Saturday, April 10, 2010
What is passive solar? It is the use of the sun to help meet a building's energy needs by means of architectural design such as arrangement of windows and materials such as floors that store heat, or other thermal mass. What this means is that you don't need any other heat source like propane, it uses sunlight only.
Instructions on how to build a passive solar greenhouse.
Passive solar barn.
Passive solar chicken coop.
Thursday, April 8, 2010
Now that Michael and I have our house on the market, and no home to go to, the sky is the limit when it comes to dreaming. We have had so much fun exploring ideas of a straw bale house, or making our own house from adobe. My parents would flip! We have also enjoyed the Farmhouse Modern Blog. And this post on barn renovations, why can't all houses have so much character and personality? Until our house sells and we are about to get kicked out, I'm enjoying the dream.
Wednesday, April 7, 2010
Have you looked into food co-ops? If you haven't you might want to. Here is how they work.

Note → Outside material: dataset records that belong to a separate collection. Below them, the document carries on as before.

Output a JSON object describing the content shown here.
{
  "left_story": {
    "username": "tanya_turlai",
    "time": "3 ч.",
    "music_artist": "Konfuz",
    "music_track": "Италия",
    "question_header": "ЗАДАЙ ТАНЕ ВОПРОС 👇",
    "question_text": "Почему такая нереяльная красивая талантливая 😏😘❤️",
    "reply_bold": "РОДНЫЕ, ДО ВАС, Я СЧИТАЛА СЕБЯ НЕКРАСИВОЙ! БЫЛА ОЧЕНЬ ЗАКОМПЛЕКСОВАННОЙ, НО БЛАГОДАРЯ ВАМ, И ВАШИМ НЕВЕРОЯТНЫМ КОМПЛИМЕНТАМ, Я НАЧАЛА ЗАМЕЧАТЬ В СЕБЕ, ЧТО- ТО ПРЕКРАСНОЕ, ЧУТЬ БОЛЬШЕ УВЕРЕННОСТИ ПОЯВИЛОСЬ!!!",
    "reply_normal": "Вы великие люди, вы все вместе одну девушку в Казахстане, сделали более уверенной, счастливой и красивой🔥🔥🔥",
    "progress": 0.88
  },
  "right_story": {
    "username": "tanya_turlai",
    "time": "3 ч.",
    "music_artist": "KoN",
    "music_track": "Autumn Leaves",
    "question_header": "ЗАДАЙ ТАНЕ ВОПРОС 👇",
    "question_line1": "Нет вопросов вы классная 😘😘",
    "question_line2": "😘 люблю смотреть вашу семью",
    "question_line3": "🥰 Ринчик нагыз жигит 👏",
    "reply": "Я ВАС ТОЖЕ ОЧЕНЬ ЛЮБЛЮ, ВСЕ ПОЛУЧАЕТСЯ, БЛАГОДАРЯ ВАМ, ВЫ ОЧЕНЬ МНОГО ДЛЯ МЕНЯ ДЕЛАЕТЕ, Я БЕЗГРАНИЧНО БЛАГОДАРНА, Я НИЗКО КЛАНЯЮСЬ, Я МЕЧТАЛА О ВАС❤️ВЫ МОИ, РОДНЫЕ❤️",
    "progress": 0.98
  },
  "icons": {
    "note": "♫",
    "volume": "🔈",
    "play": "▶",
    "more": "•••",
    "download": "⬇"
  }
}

There is an organizer of the food co-op who purchases large amounts of food from a distributor at the low prices grocery stores and restaurants are buying at. Then you can purchase a share of the food and pick it up on the specified day. The prices are very low since the middle man (grocery store) is getting cut out of the equation. I have been participating in the Bountiful Basket food co-op for the last 3 weeks. The picture above is what we relieved for just $15. When Michael and I priced it out, according to the very best prices at the grocery store, we figured we saved about $25. Not bad! Here is what we got:
There are some disadvantages to a co-op like this. You don't know what you are going to get. We have to wait until Saturday morning to plan our grocery list and menu for the week. Not knowing what you are going to get does help us eat produce we may not have chosen for the week, and has gotten us to try new things. The produce is not locally grown, so we aren't supporting our local farmers. Here in Utah there isn't much growing in the winter anyways, but come summer, we will be shopping our farmers markets and eating out of our garden.
Tuesday, April 6, 2010
Our 1400 square foot .11 acre backyard farm is on the market! Our family of 6, dog, cat, bunny, and 5 chickens have outgrown our space. We are looking for something on about an acre or more so we can expand and have goats and bees. After reading Raw Milk Revolution, I think I might want a cow.